Markings / pattern white tower, black lantern, ochre trim
Height 26 metres (85 ft)
Focal height 99 metres (325 ft)
Range 28 nautical miles (52 km; 32 mi)
Characteristic Fl W 20s.
Admiralty number A4610
NGA number 4816
ARLHS number SCO-144
Managing agent

South Rhins Community Development Trust [1]

[2]

The Mull of Galloway (Scottish Gaelic: Maol nan Gall, pronounced [mɯːlˠ̪ nəŋ kaulˠ̪]) (grid reference NX158303) is the southernmost point of Scotland. It is situated in Wigtownshire, Dumfries and Galloway.

The Mull has one of the last remaining sections of natural coastal habitat on the Galloway coast and as such supports a wide variety of plant and animal species.
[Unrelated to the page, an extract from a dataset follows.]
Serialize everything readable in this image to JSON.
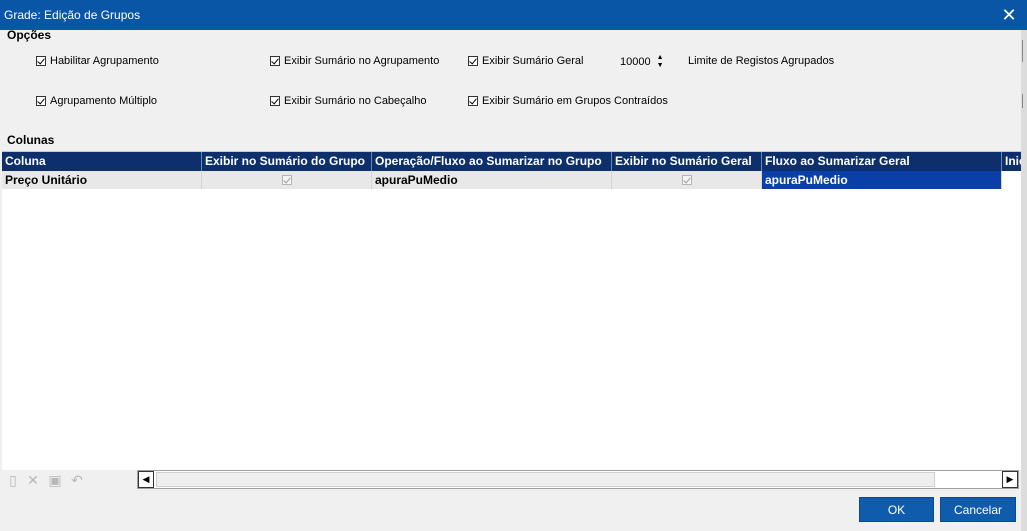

It is now a nature reserve managed by the RSPB. Mull means rounded hill or mountain.

Lighthouse[edit]

An active lighthouse is positioned at the point . Built in 1830 by engineer Robert Stevenson, the white-painted round tower is 26 metres (85 ft) high. The light is 99 metres (325 ft) above sea level and has a range of 28 nautical miles (52 km).[3]

During World War II, on 8 June 1944 at 7.30pm a French member of the British Air Transport Auxiliary (ATA), Cladius Echallier, died by striking the Lighthouse in a Beaufighter, while making a low landfall from the Irish Sea. [4]

The lighthouse is now automatic, and an old outhouse has been converted into a visitor centre, run by the South Rhins Community Development Trust, a group of local people and businesses. In 2013 there was a community buyout and the Mull of Galloway Trust purchased land and buildings, with the exception of the tower, from Northern Lighthouse Board. In 2004 a new café was built at the Mull of Galloway, called the "Gallie Craig". Its design incorporates into the landscape with a turf roof, giving views across to Ireland and South to the Isle of Man.

See also[edit]

References[edit]

  1. ^ Mull of Galloway The Lighthouse Directory. University of North Carolina at Chapel Hill. Retrieved 16 May 2016
  2. ^ Mull of Galloway Northern Lighthouse Board. Retrieved 16 May 2016
  3. ^ http://www.nlb.org.uk/ourlights/Mull%20of%20Galloway%20leaflet.pdf
  4. ^ The Forgotten Pilots, Lettice Curtis, Page 153

External links[edit]